This book is somewhat similar to, and somewhat different to the quirky style of The Hitchhiker's Guide to the Galaxy but personally not quite so well composed. There were moments I laughed certainly and there were moments I allowed myself a wry smile but the book on the whole ambled off on far too many tangents to create an overall settled plot. I could almost see the book fighting an invisible narrative wanting for it to go off on another direction and hence the friction of two witty authors working together was visible to me.

The plot follows two spirits, an angel and a demon, as they set off to help kick-start the apocalypse. An apocalypse prophesied years ago by the mad witch Agnes Nutter. It turns out that the angel and demon were also there at the beginning of the world and have been 'friends' on the opposing sides for millennia.

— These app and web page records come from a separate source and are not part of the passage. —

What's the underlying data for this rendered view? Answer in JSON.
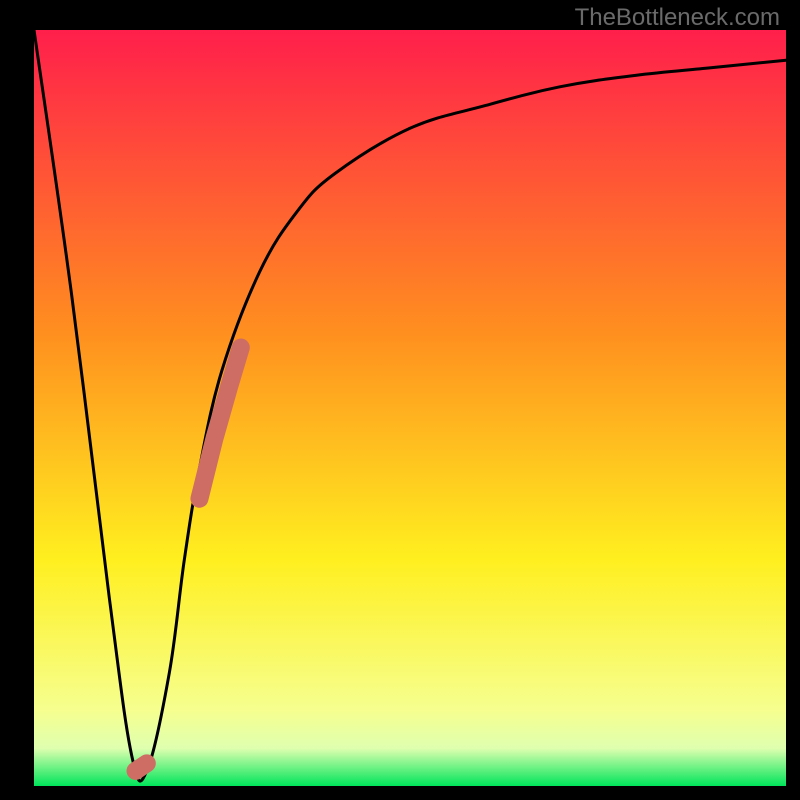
{
  "watermark": "TheBottleneck.com",
  "colors": {
    "black": "#000000",
    "curve": "#000000",
    "segment": "#cd6d64",
    "gradient_top": "#ff1f4b",
    "gradient_mid1": "#ff8f1f",
    "gradient_mid2": "#ffef1f",
    "gradient_band_top": "#f6ff8f",
    "gradient_band_mid": "#dfffaf",
    "gradient_bottom": "#00e55b"
  },
  "chart_data": {
    "type": "line",
    "title": "",
    "xlabel": "",
    "ylabel": "",
    "xlim": [
      0,
      100
    ],
    "ylim": [
      0,
      100
    ],
    "grid": false,
    "legend": false,
    "series": [
      {
        "name": "bottleneck-curve",
        "x": [
          0,
          5,
          10,
          13,
          15,
          18,
          20,
          22,
          25,
          30,
          35,
          40,
          50,
          60,
          70,
          80,
          90,
          100
        ],
        "y": [
          100,
          65,
          25,
          4,
          2,
          15,
          30,
          42,
          55,
          68,
          76,
          81,
          87,
          90,
          92.5,
          94,
          95,
          96
        ]
      }
    ],
    "highlight_segments": [
      {
        "name": "dip-marker",
        "x": [
          13.5,
          15.0
        ],
        "y": [
          2.0,
          3.0
        ],
        "stroke_width": 18
      },
      {
        "name": "ascending-marker",
        "x": [
          22.0,
          24.0,
          26.0,
          27.5
        ],
        "y": [
          38.0,
          46.0,
          53.0,
          58.0
        ],
        "stroke_width": 18
      }
    ]
  }
}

Despite my beliefs I had no problem with the premise as this is a fictional work and not intended to be serious and while I believe in an end of the world I don't necessarily agree with the whole Hollywood apocalypse. Occasionally the two authors prove a little irreverent but that said there was a difference I felt between their poking fun at ideas and openly mocking them. Mocking in my books is never acceptable. A little tongue in cheek humour always is. It depends on how people personally draw the line and I think it's up to the individual making a joke to try not to offend if possible. However you should not be worried about having a laugh about something truly funny for the sake of political correctness.

In the end this was a convoluted book much like this review and I thought it was okay but personally I needed to read a version of this with more definition to it. It felt like it was going off on tangents for laughs and then finished weakly with an ending which while it was humorous and made sense in the book's logic it was also rather unsatisfactory. Still I recommend others do try to read this book as I know many other people who have loved it.